Pringo Atmodjo, a Javanese botanist at the’s Lands Plantentuin te Buitenzorg, collected this species of St. John’s wort on 11 June 1904 in Alaslanden in northern Sumatra. He was surveying for plants as part of a Dutch military expedition through the Gajo, Alas, and Batak lands. Over the course of six months, the troop traveled across the highlands, from Lhokseumawe on the coast to tanah Batak, on a mission to pacify the interior of Aceh. The Hypericum above was collected just 3 days before the company’s violent raid on Koeto Reh. Luitenant-kolonel van Daalen’s massacre at Koeto Reh saw 313 men, 189 women and 59 children dead among those defending their homes. It was one of the worst massacres of indigenous people in the East Indies. The Dutch lost two men.
Atmodjo compiled an extensive herbarium collection on the expedition, gathering 544 species in total. Porters on the expedition, mostly Javanese and Ambonese, carried and maintained his traveling herbarium. Each month, Atmodjo sent coolies, most of whom were forced laborers, with his specimens back to Koeta Radja (Banda Aceh) for storage. The plants were studied and catalogued in Buitenzorg (Bogor) at the botanic gardens and research station.
This was the first colonial botanical exploration of the Leuser region.

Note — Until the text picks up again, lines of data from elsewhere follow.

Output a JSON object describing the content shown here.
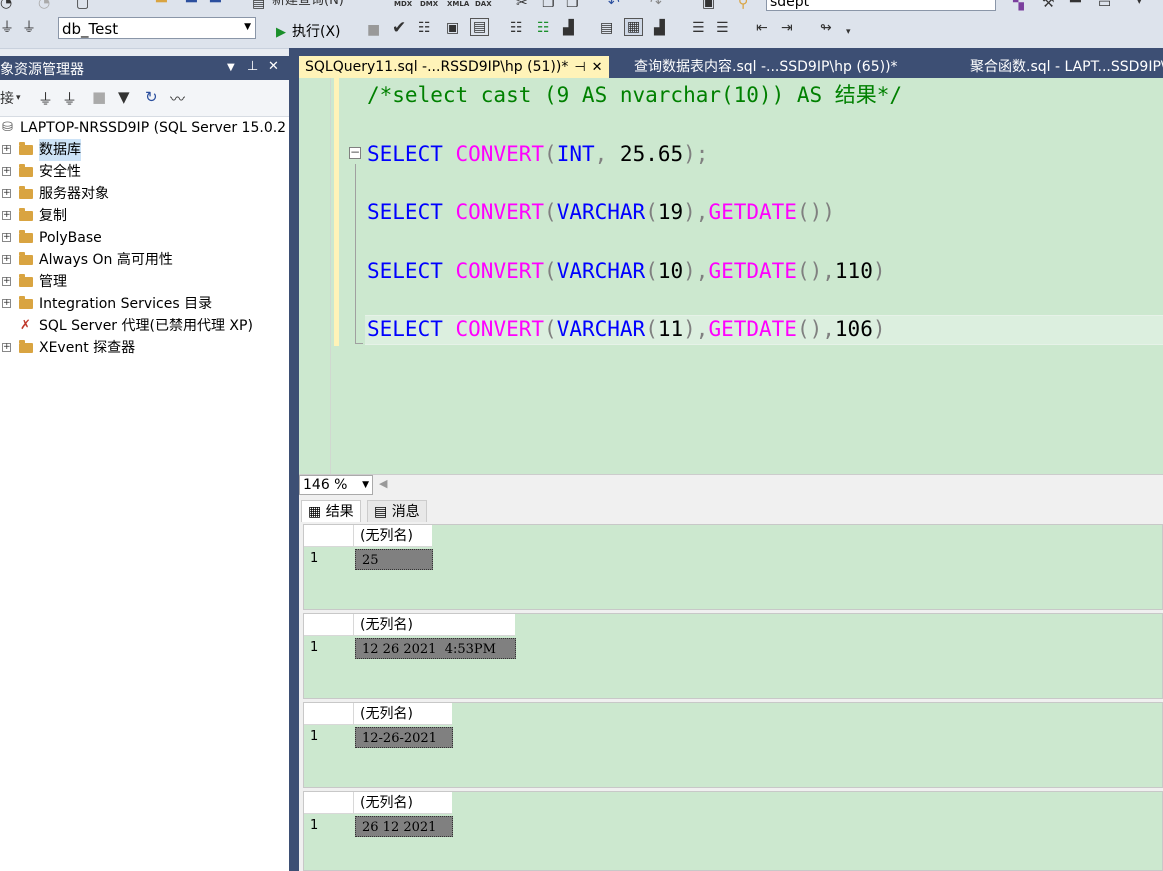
{
  "toolbar": {
    "new_query_label": "新建查询(N)",
    "mdx": "MDX",
    "dmx": "DMX",
    "xmla": "XMLA",
    "dax": "DAX",
    "search_value": "sdept",
    "database_selector": "db_Test",
    "execute_label": "执行(X)"
  },
  "object_explorer": {
    "title": "象资源管理器",
    "connect_label": "接",
    "server": "LAPTOP-NRSSD9IP (SQL Server 15.0.2",
    "nodes": [
      {
        "label": "数据库",
        "expandable": true,
        "selected": true
      },
      {
        "label": "安全性",
        "expandable": true
      },
      {
        "label": "服务器对象",
        "expandable": true
      },
      {
        "label": "复制",
        "expandable": true
      },
      {
        "label": "PolyBase",
        "expandable": true
      },
      {
        "label": "Always On 高可用性",
        "expandable": true
      },
      {
        "label": "管理",
        "expandable": true
      },
      {
        "label": "Integration Services 目录",
        "expandable": true
      },
      {
        "label": "SQL Server 代理(已禁用代理 XP)",
        "expandable": false
      },
      {
        "label": "XEvent 探查器",
        "expandable": true
      }
    ]
  },
  "tabs": [
    {
      "label": "SQLQuery11.sql -...RSSD9IP\\hp (51))*",
      "active": true
    },
    {
      "label": "查询数据表内容.sql -...SSD9IP\\hp (65))*",
      "active": false
    },
    {
      "label": "聚合函数.sql - LAPT...SSD9IP\\",
      "active": false
    }
  ],
  "editor": {
    "comment": "/*select cast (9 AS nvarchar(10)) AS 结果*/",
    "lines": [
      {
        "kw": "SELECT",
        "fn": "CONVERT",
        "type": "INT",
        "sep": ", ",
        "arg": "25.65",
        "end": ");"
      },
      {
        "kw": "SELECT",
        "fn": "CONVERT",
        "type": "VARCHAR",
        "len": "19",
        "fn2": "GETDATE"
      },
      {
        "kw": "SELECT",
        "fn": "CONVERT",
        "type": "VARCHAR",
        "len": "10",
        "fn2": "GETDATE",
        "style": "110"
      },
      {
        "kw": "SELECT",
        "fn": "CONVERT",
        "type": "VARCHAR",
        "len": "11",
        "fn2": "GETDATE",
        "style": "106"
      }
    ]
  },
  "zoom": "146 %",
  "result_tabs": {
    "results": "结果",
    "messages": "消息"
  },
  "result_grids": [
    {
      "header": "(无列名)",
      "row": "1",
      "value": "25"
    },
    {
      "header": "(无列名)",
      "row": "1",
      "value": "12 26 2021  4:53PM"
    },
    {
      "header": "(无列名)",
      "row": "1",
      "value": "12-26-2021"
    },
    {
      "header": "(无列名)",
      "row": "1",
      "value": "26 12 2021"
    }
  ],
  "colors": {
    "editor_bg": "#cce8cf",
    "keyword": "#0000ff",
    "function": "#ff00ff",
    "comment": "#008000",
    "tab_active": "#fff3b8",
    "chrome": "#3d4f74"
  }
}
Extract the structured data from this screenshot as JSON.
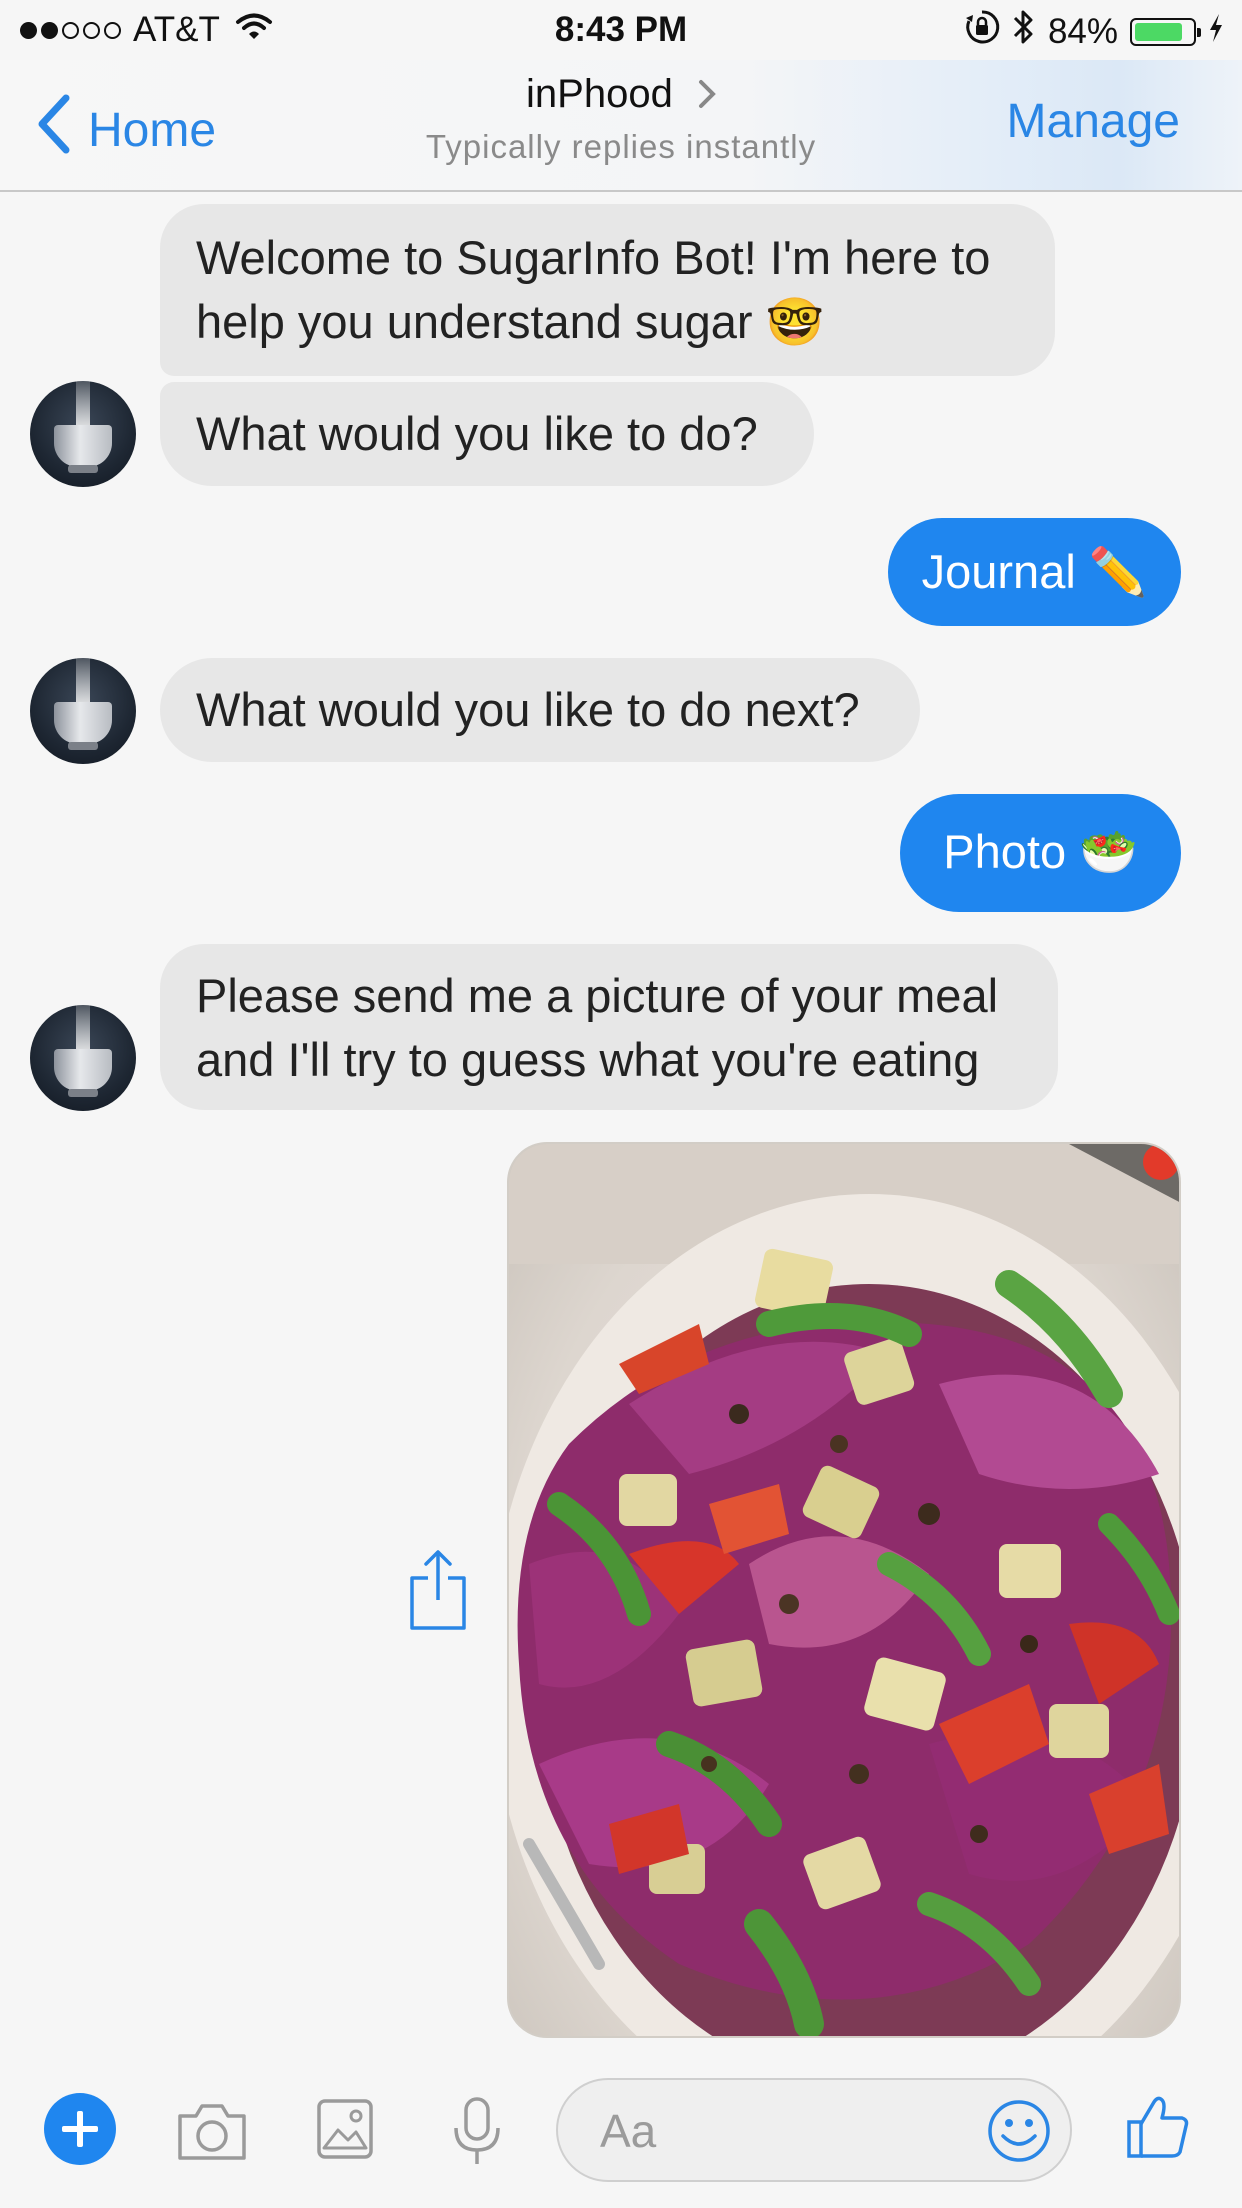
{
  "status_bar": {
    "carrier": "AT&T",
    "signal_filled": 2,
    "signal_total": 5,
    "time": "8:43 PM",
    "battery_percent_text": "84%",
    "battery_level": 0.84
  },
  "nav": {
    "back_label": "Home",
    "title": "inPhood",
    "subtitle": "Typically replies instantly",
    "manage_label": "Manage"
  },
  "messages": [
    {
      "from": "bot",
      "text": "Welcome to SugarInfo Bot! I'm here to help you understand sugar 🤓"
    },
    {
      "from": "bot",
      "text": "What would you like to do?"
    },
    {
      "from": "user",
      "text": "Journal ✏️"
    },
    {
      "from": "bot",
      "text": "What would you like to do next?"
    },
    {
      "from": "user",
      "text": "Photo 🥗"
    },
    {
      "from": "bot",
      "text": "Please send me a picture of your meal and I'll try to guess what you're eating"
    },
    {
      "from": "user",
      "type": "image",
      "image": "salad-photo"
    }
  ],
  "composer": {
    "placeholder": "Aa"
  },
  "colors": {
    "accent": "#1f86ef",
    "link": "#2a86e5",
    "incoming_bubble": "#e7e7e7",
    "background": "#f6f6f6"
  }
}
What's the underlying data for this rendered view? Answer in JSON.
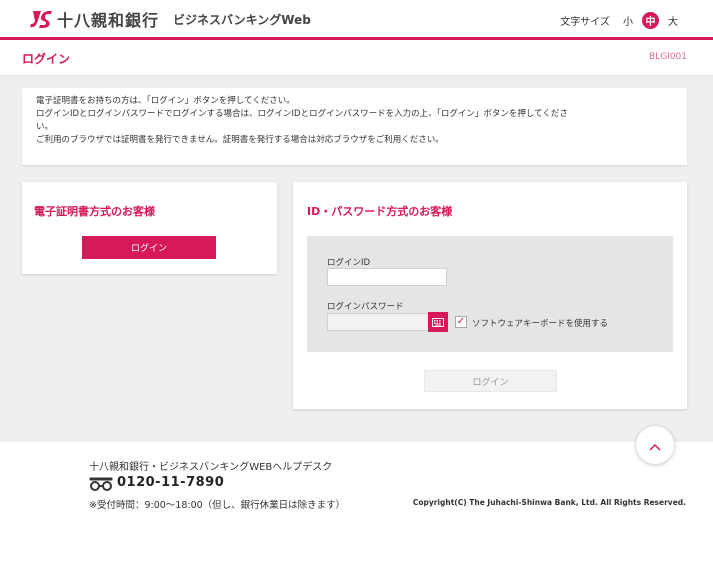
{
  "header": {
    "bank_name": "十八親和銀行",
    "service_name": "ビジネスバンキングWeb",
    "font_size_label": "文字サイズ",
    "font_sizes": [
      "小",
      "中",
      "大"
    ],
    "selected_font_size": "中"
  },
  "title_bar": {
    "title": "ログイン",
    "screen_id": "BLGI001"
  },
  "notice": {
    "lines": [
      "電子証明書をお持ちの方は、「ログイン」ボタンを押してください。",
      "ログインIDとログインパスワードでログインする場合は、ログインIDとログインパスワードを入力の上、「ログイン」ボタンを押してくださ",
      "い。",
      "ご利用のブラウザでは証明書を発行できません。証明書を発行する場合は対応ブラウザをご利用ください。"
    ]
  },
  "cert_card": {
    "title": "電子証明書方式のお客様",
    "login_button": "ログイン"
  },
  "id_card": {
    "title": "ID・パスワード方式のお客様",
    "id_label": "ログインID",
    "id_value": "",
    "password_label": "ログインパスワード",
    "password_value": "",
    "software_keyboard_label": "ソフトウェアキーボードを使用する",
    "software_keyboard_checked": true,
    "login_button": "ログイン"
  },
  "footer": {
    "helpdesk": "十八親和銀行・ビジネスバンキングWEBヘルプデスク",
    "phone": "0120-11-7890",
    "hours": "※受付時間：9:00～18:00（但し、銀行休業日は除きます）",
    "copyright": "Copyright(C) The Juhachi-Shinwa Bank, Ltd. All Rights Reserved."
  },
  "colors": {
    "brand": "#d7185a",
    "background": "#efefef"
  },
  "icons": {
    "logo": "js-logo-mark",
    "keyboard": "keyboard-icon",
    "freedial": "freedial-icon",
    "scroll_top": "chevron-up-icon"
  }
}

Atmodjo’s accompaniment on such an important mission for the Dutch offers insight into the place of bioprospecting in the imperial project.